Sometimes, a plan comes together just right, and then sometimes there’s the opposite…. This night of X (Dec. 9, 2016) was definitely the opposite.

X 40th anniversary tour / show at The Independent in San Francisco - marquee
X 40th anniversary tour / show at The Independent in San Francisco – marquee

The “Plan” was to come back from a healing journey at an Ayurvedic clinic in India to meet up with old friends and celebrate this legendary punk band’s 40th anniversary. As it goes, my trip was cut short under frankly the worst circumstances (which I won’t bother you with here). Then, my friends decided to go to the LA shows instead of the San Francisco 3-night run, another friend simply didn’t show up, and phone calls to other pals couldn’t rally up any excitement.

Continue reading X (40th anniversary) + Mike Watt and The Secondmen / San Francisco

Jerry Day: About Jerry Day

Jerry Day :: About Jerry Day

Ferlighetti: I never wrote Beat poetry (etc) via SF Gate (for LF’s 90th birthday)

Ferlinghetti: I never wrote Beat poetry. Wide-open poetry (is) what Neruda told me in Cuba “I love your wide-open poetry’ 

##

Catching up with Lawrence Ferlinghetti

Heidi Benson, Chronicle Staff Writer , Published Thursday, March 19, 2009

Excerpt:

Q: When you were named San Francisco’s first poet laureate in 1998, you spoke of the damage to the culture caused by the yawning gap between the city’s rich and poor. Have your worst fears been borne out?

A: When I arrived in the city, the citizens seemed to have an island, considering San Francisco a kind of offshore republic, founded by gold miners and gold diggers, cast-off seamen and vagabonds, railroad barons and rogue adventurers and ladies of fortune. What with the electronic revolution and the Information Age, we have joined the rest of the world.

Oldies such as myself talk about the good old days with nostalgia since that was when they were young and beautiful (and full of testosterone).

 

Q: You served as a ship’s commander in the Pacific during World War II. What’s the most important thing you learned in the Navy?

A: In four years at sea, I learned that the sea is a monster and can turn on you at any time. Seeing Nagasaki made me an instant pacifist.

Q: How have the concerns of poets changed since you began writing?

A: In the social revolution of the 1960s, the chant was “Be here now.” Today with television, e-mail and especially cell phones, it’s “Be somewhere else now.”

Q: Your favorite 19th century American poet?

A: Walt Whitman, of course. He gave voice to the people and articulated an American populist consciousness.

Q: Why do you prefer the term wide-open poetry to Beat poetry?

A: I never wrote “Beat” poetry. Wide-open poetry refers to what Pablo Neruda told me in Cuba in 1950 at the beginning of the Fidelista revolution: Neruda said, “I love your wide-open poetry.”

 

He was either referring to the wide-ranging content of my poetry, or, in a different mode, to the poetry of the Beats. Wide-open poetry also refers to the “open form” typography of a poem on the page. (A term borrowed from the gestural painting of the Abstract Expressionists.)

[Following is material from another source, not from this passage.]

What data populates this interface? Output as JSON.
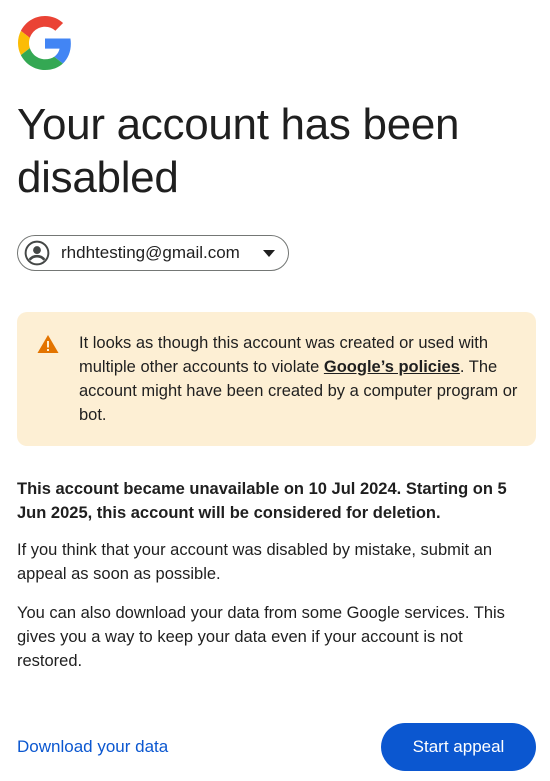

Q: Can writing be taught?

A: It has to be taut.

Q: Is texting poetry?

A: It can be.

Q: You’ve always been an activist, as well as an artist. What do you advise activists who are complacent now that a new, seemingly more enlightened administration is in charge?

A: The dictatorial reign of George the Second almost destroyed our civil liberties as well as our economy.

We shall now see whether an “enlightened” administration can defeat Washington, D.C.,’s culture of corruption. The press has given socialism a bad name, falsely equating it with Soviet Communism. What is needed today is a form of civil libertarian socialism in which all democratic civil rights are fully protected.

What with shrinking energy resources and radical climate change, a worldwide planned economy is needed. Why won’t any politician even whisper it?

Q: In the upcoming film of “Howl,” James Franco will play Allen Ginsberg. Who is playing you?

A: Charlie Chaplin.

Q: Who is the love of your life?

A: Life itself is the love of my life.

Q: What’s the secret of your beautiful skin?

A: Genetics.